Jesus says fast. Abstain. Do not even allow those things that cause your faith to stumble to enter the domain of you. Do you drink too much? How much power do the couch and TV remote have over you? Can you go 40-days without following the presidential candidates on Facebook and Twitter? There is so much surrounding us to lure us away from the life and peace and serenity that our faith offers. Things that are quantifiable will always try to diminish the value of things not quantifiable. The abundance of faith cannot be measured on a ticker tape. Abstain from those things.

Jesus says, above all this, be transformed by all of this. Use this sacred time of Lent to create new patterns for yourself that are lasting and more life-giving that the ones before. I promise you, if you are diligent in this sacred time, you will enjoy benefits you couldn’t even imagine.

If you choose to come forward to receive the imposition of ashes, try to think of them as all the detritus that’s been keeping you from fully embracing the best life in Christ. Think of this filthy ash as all the guilt you’ve accepted, heaped upon you by yourself and others, for all your failures. Think of this gray powder as the dust you tap off your sandals as you walk away from the kind of living that’s not much of a life. Then go home, and wash it off, and start a new life, fresh and clean in the love of your Saviour.

Let us begin Lent this day as a journey without the baggage of guilt. Start anew to bring peace and justice to the world. Take the time to make a difference in the life of a stranger. Seek and serve Christ in all people. And when you fall short of the expectations of the kingdom of heaven – because you will – because nobody’s perfect – wash the ashes off, take a breath, and try again.

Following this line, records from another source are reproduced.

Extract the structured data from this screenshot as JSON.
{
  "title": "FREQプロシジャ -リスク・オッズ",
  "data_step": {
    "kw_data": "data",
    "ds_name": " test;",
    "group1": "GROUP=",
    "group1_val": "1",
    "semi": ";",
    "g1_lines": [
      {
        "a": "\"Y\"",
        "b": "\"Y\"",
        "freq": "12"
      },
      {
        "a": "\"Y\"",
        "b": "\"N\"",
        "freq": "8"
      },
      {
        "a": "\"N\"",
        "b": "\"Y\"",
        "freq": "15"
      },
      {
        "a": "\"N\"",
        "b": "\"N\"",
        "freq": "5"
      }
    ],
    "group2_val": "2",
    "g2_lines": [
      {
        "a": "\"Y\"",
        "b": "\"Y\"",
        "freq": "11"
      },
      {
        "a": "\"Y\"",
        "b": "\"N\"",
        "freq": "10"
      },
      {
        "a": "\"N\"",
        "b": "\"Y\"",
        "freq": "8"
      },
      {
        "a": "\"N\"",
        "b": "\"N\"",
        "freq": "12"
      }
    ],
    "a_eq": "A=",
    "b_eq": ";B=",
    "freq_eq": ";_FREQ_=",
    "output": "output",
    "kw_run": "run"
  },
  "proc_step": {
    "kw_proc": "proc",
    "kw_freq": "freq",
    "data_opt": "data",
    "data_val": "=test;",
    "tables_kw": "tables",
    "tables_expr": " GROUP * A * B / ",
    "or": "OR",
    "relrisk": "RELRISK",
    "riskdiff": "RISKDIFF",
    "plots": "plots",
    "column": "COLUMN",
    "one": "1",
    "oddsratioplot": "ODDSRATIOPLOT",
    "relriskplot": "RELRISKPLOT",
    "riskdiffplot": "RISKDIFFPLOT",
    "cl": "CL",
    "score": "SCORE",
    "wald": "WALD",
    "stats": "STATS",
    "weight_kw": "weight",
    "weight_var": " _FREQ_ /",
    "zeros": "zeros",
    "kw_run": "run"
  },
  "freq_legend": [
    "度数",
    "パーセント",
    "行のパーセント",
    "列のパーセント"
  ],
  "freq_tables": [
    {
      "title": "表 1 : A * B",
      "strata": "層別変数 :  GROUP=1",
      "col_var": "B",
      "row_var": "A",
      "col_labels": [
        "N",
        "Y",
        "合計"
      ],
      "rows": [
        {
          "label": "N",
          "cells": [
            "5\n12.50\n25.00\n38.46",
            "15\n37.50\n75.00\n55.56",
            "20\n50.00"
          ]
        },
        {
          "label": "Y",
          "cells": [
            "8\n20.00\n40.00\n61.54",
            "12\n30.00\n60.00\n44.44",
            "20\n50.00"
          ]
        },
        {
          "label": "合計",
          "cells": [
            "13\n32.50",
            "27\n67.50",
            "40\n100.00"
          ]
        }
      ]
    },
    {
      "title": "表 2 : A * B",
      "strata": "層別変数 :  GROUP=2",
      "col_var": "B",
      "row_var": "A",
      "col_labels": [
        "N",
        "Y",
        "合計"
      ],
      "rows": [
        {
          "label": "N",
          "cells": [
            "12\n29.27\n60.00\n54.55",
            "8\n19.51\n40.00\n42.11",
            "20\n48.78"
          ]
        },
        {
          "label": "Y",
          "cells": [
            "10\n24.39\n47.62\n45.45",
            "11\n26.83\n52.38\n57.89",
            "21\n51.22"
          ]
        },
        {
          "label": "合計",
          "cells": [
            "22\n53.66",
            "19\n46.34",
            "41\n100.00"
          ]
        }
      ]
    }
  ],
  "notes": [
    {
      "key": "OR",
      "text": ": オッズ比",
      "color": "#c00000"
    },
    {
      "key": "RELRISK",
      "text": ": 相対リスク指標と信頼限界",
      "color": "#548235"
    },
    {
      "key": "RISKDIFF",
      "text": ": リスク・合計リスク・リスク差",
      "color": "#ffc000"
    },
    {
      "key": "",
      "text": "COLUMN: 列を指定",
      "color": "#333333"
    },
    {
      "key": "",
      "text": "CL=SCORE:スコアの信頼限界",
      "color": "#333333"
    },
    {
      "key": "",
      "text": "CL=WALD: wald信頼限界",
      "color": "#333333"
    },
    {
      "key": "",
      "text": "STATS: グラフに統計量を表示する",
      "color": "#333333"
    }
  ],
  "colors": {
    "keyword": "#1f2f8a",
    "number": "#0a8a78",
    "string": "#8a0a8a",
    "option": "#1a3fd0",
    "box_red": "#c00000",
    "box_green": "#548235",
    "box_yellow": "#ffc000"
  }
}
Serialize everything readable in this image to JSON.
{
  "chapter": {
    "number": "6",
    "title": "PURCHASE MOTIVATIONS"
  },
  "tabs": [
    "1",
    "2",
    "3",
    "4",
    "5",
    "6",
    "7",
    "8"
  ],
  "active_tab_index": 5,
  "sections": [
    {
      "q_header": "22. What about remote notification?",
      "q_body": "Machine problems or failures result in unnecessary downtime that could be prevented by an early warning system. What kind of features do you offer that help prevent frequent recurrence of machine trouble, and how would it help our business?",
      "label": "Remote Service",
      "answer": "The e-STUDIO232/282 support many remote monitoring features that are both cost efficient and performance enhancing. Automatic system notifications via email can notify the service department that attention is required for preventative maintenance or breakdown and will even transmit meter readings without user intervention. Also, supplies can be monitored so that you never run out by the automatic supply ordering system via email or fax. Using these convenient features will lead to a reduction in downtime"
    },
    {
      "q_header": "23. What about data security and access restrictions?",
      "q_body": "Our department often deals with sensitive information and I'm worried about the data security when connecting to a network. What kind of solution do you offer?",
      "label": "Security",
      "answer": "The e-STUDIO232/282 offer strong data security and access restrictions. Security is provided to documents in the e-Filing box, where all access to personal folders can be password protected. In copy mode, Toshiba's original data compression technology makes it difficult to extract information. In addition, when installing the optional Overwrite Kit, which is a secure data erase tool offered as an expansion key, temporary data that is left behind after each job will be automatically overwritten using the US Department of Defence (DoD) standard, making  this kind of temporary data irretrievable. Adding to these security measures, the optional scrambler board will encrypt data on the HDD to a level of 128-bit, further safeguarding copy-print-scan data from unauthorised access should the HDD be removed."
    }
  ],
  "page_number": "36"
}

Let us pray the words of the Psalmist for a holy Lent: Bless the LORD, O my soul, and forget not all God’s benefits. God forgives all your sins and heals all your infirmities. God redeems your life from the grave and crowns you with mercy and loving-kindness. God satisfies you with good things, and [you will be] renewed like an eagle.